▶ _Records for processing_
[Start of Attachment]
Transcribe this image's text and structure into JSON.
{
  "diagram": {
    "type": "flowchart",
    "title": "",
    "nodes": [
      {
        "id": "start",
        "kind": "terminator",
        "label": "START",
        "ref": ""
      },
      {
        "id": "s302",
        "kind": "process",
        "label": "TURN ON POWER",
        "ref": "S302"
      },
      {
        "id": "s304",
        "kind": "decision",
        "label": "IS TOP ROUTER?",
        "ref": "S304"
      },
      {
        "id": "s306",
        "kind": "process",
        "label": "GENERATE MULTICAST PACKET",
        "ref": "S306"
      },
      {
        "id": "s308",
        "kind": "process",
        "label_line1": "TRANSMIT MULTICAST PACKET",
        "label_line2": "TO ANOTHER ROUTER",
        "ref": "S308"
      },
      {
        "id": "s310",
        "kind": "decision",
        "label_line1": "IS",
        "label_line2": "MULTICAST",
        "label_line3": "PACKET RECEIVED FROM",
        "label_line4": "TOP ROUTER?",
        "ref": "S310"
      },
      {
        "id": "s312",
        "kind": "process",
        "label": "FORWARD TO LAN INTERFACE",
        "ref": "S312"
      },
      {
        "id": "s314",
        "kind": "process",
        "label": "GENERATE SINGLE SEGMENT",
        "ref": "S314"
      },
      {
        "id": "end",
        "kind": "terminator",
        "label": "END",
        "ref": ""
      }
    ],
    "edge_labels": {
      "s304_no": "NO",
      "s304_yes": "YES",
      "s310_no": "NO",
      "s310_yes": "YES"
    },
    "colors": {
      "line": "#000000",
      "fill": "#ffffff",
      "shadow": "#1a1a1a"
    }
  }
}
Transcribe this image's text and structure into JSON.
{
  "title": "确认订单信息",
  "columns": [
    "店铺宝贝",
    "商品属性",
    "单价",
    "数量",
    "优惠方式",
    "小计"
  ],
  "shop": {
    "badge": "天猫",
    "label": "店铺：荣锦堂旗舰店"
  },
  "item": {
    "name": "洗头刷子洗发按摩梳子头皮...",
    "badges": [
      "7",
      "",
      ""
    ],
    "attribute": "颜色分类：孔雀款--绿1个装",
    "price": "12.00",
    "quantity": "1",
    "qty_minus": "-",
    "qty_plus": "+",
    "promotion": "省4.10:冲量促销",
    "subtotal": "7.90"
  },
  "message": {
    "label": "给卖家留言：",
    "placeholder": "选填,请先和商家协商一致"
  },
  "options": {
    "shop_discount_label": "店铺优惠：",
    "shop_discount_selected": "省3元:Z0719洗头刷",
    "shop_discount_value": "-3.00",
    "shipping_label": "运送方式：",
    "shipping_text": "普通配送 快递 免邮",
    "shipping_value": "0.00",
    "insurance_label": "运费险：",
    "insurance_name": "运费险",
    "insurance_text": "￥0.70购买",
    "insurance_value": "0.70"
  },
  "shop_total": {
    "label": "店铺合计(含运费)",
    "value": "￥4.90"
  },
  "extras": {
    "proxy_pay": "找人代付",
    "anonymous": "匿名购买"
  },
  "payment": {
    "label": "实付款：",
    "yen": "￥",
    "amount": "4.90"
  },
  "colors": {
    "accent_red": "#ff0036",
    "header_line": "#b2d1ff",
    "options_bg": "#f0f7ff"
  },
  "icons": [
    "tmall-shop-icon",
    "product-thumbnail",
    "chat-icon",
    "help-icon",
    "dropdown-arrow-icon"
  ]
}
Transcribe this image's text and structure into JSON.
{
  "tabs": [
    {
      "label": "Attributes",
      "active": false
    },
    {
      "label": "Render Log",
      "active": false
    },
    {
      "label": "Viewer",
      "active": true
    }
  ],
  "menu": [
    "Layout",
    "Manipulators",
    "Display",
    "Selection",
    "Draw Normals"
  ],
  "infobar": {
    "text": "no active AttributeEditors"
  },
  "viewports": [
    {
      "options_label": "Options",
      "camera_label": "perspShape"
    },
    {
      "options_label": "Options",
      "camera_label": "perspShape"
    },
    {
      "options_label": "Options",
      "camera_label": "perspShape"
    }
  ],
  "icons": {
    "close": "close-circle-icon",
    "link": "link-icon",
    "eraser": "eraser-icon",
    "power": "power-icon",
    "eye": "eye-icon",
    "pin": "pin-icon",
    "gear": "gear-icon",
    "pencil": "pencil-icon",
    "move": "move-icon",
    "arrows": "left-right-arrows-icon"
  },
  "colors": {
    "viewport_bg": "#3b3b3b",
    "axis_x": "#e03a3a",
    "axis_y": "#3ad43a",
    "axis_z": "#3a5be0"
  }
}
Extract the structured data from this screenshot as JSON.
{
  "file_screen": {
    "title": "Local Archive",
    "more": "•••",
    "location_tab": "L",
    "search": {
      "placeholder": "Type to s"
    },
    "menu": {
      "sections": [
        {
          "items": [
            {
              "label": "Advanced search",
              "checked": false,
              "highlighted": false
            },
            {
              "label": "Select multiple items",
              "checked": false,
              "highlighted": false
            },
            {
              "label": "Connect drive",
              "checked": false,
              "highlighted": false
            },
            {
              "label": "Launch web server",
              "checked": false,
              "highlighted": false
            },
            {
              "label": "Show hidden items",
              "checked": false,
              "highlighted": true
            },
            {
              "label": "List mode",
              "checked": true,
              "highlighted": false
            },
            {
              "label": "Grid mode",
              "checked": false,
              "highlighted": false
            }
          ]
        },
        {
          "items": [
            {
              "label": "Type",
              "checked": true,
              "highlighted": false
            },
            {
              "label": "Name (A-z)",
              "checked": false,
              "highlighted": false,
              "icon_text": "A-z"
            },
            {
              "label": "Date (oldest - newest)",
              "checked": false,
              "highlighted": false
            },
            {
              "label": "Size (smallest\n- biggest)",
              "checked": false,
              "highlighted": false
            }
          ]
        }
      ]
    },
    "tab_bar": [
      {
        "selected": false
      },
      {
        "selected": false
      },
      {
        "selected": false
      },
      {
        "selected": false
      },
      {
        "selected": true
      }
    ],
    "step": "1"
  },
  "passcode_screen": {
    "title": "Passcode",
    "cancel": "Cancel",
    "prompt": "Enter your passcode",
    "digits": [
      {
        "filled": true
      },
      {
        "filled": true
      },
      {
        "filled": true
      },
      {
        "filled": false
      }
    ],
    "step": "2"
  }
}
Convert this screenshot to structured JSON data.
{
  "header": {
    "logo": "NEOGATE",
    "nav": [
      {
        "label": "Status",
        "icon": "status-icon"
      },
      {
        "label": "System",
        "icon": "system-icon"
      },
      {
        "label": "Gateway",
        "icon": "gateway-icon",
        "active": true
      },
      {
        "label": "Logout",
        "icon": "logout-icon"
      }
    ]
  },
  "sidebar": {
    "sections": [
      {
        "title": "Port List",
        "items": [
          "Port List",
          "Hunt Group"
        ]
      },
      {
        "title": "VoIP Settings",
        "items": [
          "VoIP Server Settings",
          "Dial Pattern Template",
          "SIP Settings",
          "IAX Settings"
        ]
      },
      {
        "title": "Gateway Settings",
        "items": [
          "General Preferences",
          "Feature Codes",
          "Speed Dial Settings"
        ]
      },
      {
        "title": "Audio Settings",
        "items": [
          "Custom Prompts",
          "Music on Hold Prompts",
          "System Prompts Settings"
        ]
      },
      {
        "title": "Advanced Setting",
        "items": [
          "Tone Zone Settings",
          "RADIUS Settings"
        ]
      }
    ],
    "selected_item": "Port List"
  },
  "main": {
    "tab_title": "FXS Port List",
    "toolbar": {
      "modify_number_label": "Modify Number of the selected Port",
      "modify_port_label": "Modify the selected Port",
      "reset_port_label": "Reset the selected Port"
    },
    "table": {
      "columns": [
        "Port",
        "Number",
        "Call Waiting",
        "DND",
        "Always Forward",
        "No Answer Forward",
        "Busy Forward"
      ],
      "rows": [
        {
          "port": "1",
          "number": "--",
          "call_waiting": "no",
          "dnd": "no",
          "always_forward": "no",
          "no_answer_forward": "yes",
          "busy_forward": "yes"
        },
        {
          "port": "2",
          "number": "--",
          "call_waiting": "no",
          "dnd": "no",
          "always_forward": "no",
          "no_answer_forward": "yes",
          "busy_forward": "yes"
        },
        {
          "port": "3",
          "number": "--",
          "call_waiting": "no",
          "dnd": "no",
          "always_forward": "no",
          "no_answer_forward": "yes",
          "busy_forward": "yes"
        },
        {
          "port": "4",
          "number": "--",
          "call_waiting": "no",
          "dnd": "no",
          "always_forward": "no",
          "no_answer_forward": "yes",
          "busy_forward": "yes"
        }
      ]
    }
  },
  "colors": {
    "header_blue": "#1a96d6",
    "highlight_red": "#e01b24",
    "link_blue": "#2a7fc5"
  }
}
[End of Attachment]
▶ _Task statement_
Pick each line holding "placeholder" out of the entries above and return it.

▶ _Solved problem_
    "placeholder": "选填,请先和商家协商一致"
      "placeholder": "Type to s"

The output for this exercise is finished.